Protesters March to Mayor's Doorstep to Oppose Plan to Move Homeless Out of NYC Hotels

NBC Universal, Inc.

Homeless advocates marched up to the Mayor Bill de Blasio's home on Sunday to protest the city's decision to remove some 300 people living in hotels configured for temporary housing.

As a way to contain the spread of COVID-19 among the homeless population in the city, de Blasio used hotels — which were not holding almost any guests during the shutdown — as a safe place to live for the homeless, many of whom suffer from mental illness, addiction and more.

But many on the Upper West Side said their quality of life had been suffering as a result, complaining about having to walk by people passed out on the sidewalks and performing lewd acts along the street.

Advocates say the decision to relocate people staying at the Lucerne Hotel will have a domino affect on those already staying in shelters across the city, forcing them out to make room for the incoming residents.

Protesters led by the Upper West Side Open Hearts Initiative marched from the site of the controversial Lucerne Hotel on 79th Street to Gracie Mansion as part of a demonstration to call attention the plan in hopes of prompting intervention from the mayor.

"We are here to stand with residents of the Lucerne and the residents of the Harmonia to say that we will not let the imagined fears of white people continue to dictate the lived experience of Black New Yorkers," one of the advocates said Sunday.

It was announced last week that 300 homeless residents who had been temporarily staying at the Lucerne Hotel and at another location in Queens would be moved after local residents on the UWS complained of quality of life issues in the neighborhood. But protesters say moving them again is unfair to people who will be shuffled around, pushing out those in shelters to make room for others.

"Now we are going to have hundreds of New Yorkers be displaced solely because the mayor would not stand up for what's right and decided to give in to racist fear mongering," said Jacquelyn Simone of the Coalition for the Homeless.

The community divided over hotels turned shelter and whether they are helping or hurting the area, Rana Novini reports.

A spokesperson for the mayor released a statement Sunday that read, "We've done more to help New Yorkers experiencing homelessness than any previous administration, transforming a broken shelter system that had been left to languish for decades. We'll continue to do all we can to support our most vulnerable as we navigate these unprecedented circumstances."

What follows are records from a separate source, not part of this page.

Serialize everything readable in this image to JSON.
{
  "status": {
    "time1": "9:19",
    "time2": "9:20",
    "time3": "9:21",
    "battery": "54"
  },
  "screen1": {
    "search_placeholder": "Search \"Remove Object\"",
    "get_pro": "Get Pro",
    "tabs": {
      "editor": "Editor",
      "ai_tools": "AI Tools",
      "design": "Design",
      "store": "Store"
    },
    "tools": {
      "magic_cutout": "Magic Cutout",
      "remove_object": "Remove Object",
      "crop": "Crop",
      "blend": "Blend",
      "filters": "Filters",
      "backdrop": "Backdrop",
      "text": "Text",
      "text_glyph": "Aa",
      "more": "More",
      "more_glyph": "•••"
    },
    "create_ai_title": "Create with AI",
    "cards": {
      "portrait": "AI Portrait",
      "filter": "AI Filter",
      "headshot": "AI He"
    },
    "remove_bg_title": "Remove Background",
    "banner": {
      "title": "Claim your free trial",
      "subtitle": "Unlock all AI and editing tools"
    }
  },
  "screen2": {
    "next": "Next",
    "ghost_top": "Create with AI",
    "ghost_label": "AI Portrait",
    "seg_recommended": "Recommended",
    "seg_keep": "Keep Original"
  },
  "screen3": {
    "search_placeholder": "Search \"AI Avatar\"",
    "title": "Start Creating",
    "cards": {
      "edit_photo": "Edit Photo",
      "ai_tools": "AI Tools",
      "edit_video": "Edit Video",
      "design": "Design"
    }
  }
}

"Its not too late. I think the mayor should reverse his decision, it is not too late," said NYC Council Member Helen Rosenthal, who joined the protesters.

Contact Us